* **Your goal**: Without altering a word, return the records below, but exclude the pictures.

* **Exercise data**:
== Segment start ==

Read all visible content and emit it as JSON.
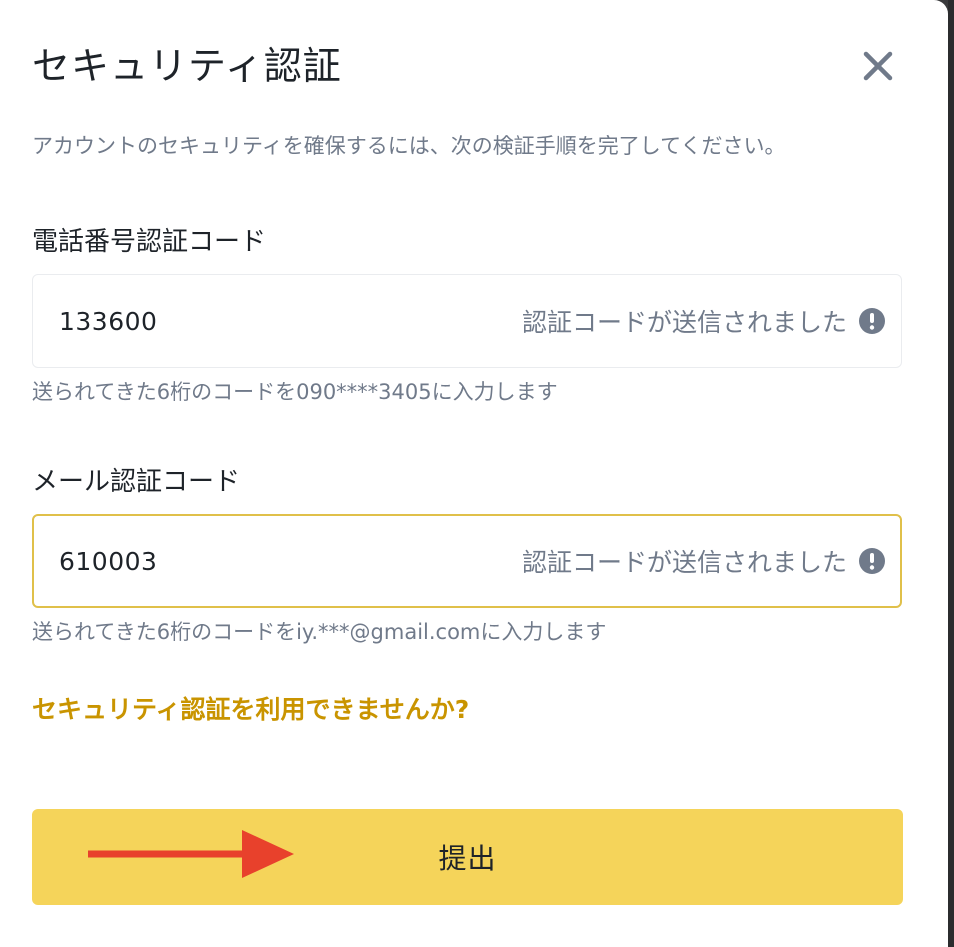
{
  "dialog": {
    "title": "セキュリティ認証",
    "subtitle": "アカウントのセキュリティを確保するには、次の検証手順を完了してください。"
  },
  "phone_field": {
    "label": "電話番号認証コード",
    "value": "133600",
    "status": "認証コードが送信されました",
    "help": "送られてきた6桁のコードを090****3405に入力します"
  },
  "email_field": {
    "label": "メール認証コード",
    "value": "610003",
    "status": "認証コードが送信されました",
    "help": "送られてきた6桁のコードをiy.***@gmail.comに入力します"
  },
  "unavailable_link": "セキュリティ認証を利用できませんか?",
  "submit_label": "提出",
  "colors": {
    "accent_gold": "#c99400",
    "button_yellow": "#f5d45a",
    "focus_border": "#e0c04a",
    "annotation_arrow": "#e8412c"
  },
  "icons": {
    "close": "close-icon",
    "status": "exclamation-circle-icon",
    "annotation": "red-arrow-icon"
  }
}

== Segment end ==

* **Final answer**:
Read all visible content and emit it as JSON.
{
  "dialog": {
    "title": "セキュリティ認証",
    "subtitle": "アカウントのセキュリティを確保するには、次の検証手順を完了してください。"
  },
  "phone_field": {
    "label": "電話番号認証コード",
    "value": "133600",
    "status": "認証コードが送信されました",
    "help": "送られてきた6桁のコードを090****3405に入力します"
  },
  "email_field": {
    "label": "メール認証コード",
    "value": "610003",
    "status": "認証コードが送信されました",
    "help": "送られてきた6桁のコードをiy.***@gmail.comに入力します"
  },
  "unavailable_link": "セキュリティ認証を利用できませんか?",
  "submit_label": "提出",
  "colors": {
    "accent_gold": "#c99400",
    "button_yellow": "#f5d45a",
    "focus_border": "#e0c04a",
    "annotation_arrow": "#e8412c"
  },
  "icons": {
    "close": "close-icon",
    "status": "exclamation-circle-icon",
    "annotation": "red-arrow-icon"
  }
}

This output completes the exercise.